DIRECTIONS FOR THIS TASK: Once you have read the entries, please say how many lines hold the string "icon", giving the number only.

MATERIAL TO PROCESS:

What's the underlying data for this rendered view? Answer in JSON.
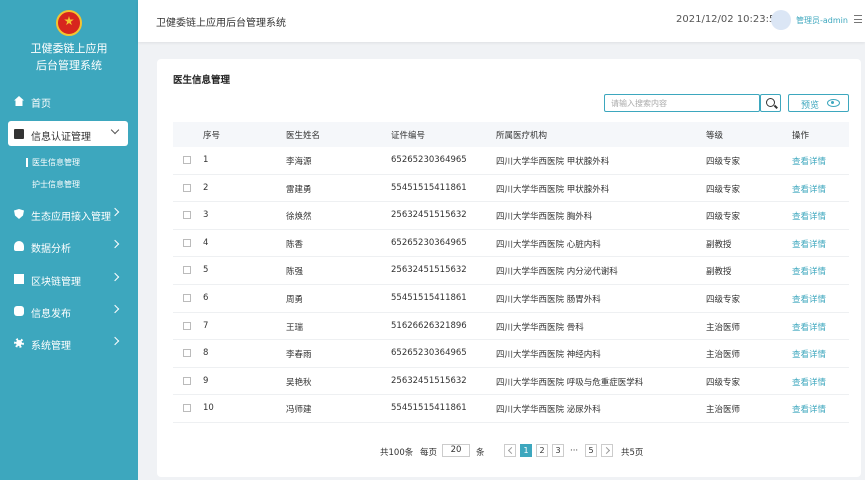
{
  "app": {
    "title_line1": "卫健委链上应用",
    "title_line2": "后台管理系统"
  },
  "sidebar": {
    "items": [
      {
        "label": "首页",
        "icon": "home-icon"
      },
      {
        "label": "信息认证管理",
        "icon": "document-icon",
        "expanded": true,
        "children": [
          {
            "label": "医生信息管理",
            "active": true
          },
          {
            "label": "护士信息管理"
          }
        ]
      },
      {
        "label": "生态应用接入管理",
        "icon": "shield-icon"
      },
      {
        "label": "数据分析",
        "icon": "user-icon"
      },
      {
        "label": "区块链管理",
        "icon": "block-icon"
      },
      {
        "label": "信息发布",
        "icon": "message-icon"
      },
      {
        "label": "系统管理",
        "icon": "gear-icon"
      }
    ]
  },
  "header": {
    "title": "卫健委链上应用后台管理系统",
    "datetime": "2021/12/02 10:23:57",
    "user": "管理员-admin"
  },
  "main": {
    "title": "医生信息管理",
    "search_placeholder": "请输入搜索内容",
    "search_value": "",
    "preview_label": "预览",
    "columns": [
      "序号",
      "医生姓名",
      "证件编号",
      "所属医疗机构",
      "等级",
      "操作"
    ],
    "rows": [
      {
        "no": "1",
        "name": "李海源",
        "id": "65265230364965",
        "org": "四川大学华西医院 甲状腺外科",
        "level": "四级专家",
        "action": "查看详情"
      },
      {
        "no": "2",
        "name": "雷建勇",
        "id": "55451515411861",
        "org": "四川大学华西医院 甲状腺外科",
        "level": "四级专家",
        "action": "查看详情"
      },
      {
        "no": "3",
        "name": "徐焕然",
        "id": "25632451515632",
        "org": "四川大学华西医院 胸外科",
        "level": "四级专家",
        "action": "查看详情"
      },
      {
        "no": "4",
        "name": "陈香",
        "id": "65265230364965",
        "org": "四川大学华西医院 心脏内科",
        "level": "副教授",
        "action": "查看详情"
      },
      {
        "no": "5",
        "name": "陈强",
        "id": "25632451515632",
        "org": "四川大学华西医院 内分泌代谢科",
        "level": "副教授",
        "action": "查看详情"
      },
      {
        "no": "6",
        "name": "周勇",
        "id": "55451515411861",
        "org": "四川大学华西医院 肠胃外科",
        "level": "四级专家",
        "action": "查看详情"
      },
      {
        "no": "7",
        "name": "王瑞",
        "id": "51626626321896",
        "org": "四川大学华西医院 骨科",
        "level": "主治医师",
        "action": "查看详情"
      },
      {
        "no": "8",
        "name": "李春雨",
        "id": "65265230364965",
        "org": "四川大学华西医院 神经内科",
        "level": "主治医师",
        "action": "查看详情"
      },
      {
        "no": "9",
        "name": "吴艳秋",
        "id": "25632451515632",
        "org": "四川大学华西医院 呼吸与危重症医学科",
        "level": "四级专家",
        "action": "查看详情"
      },
      {
        "no": "10",
        "name": "冯师建",
        "id": "55451515411861",
        "org": "四川大学华西医院 泌尿外科",
        "level": "主治医师",
        "action": "查看详情"
      }
    ]
  },
  "pagination": {
    "total": "共100条",
    "per_page_label": "每页",
    "per_page": "20",
    "per_page_unit": "条",
    "pages": [
      "1",
      "2",
      "3"
    ],
    "ellipsis": "···",
    "last_page": "5",
    "total_pages": "共5页",
    "current": "1"
  },
  "colors": {
    "sidebar_bg": "#3da7be",
    "accent": "#3da7be",
    "page_bg": "#f0f2f5"
  }
}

SOLVED EXERCISE: 7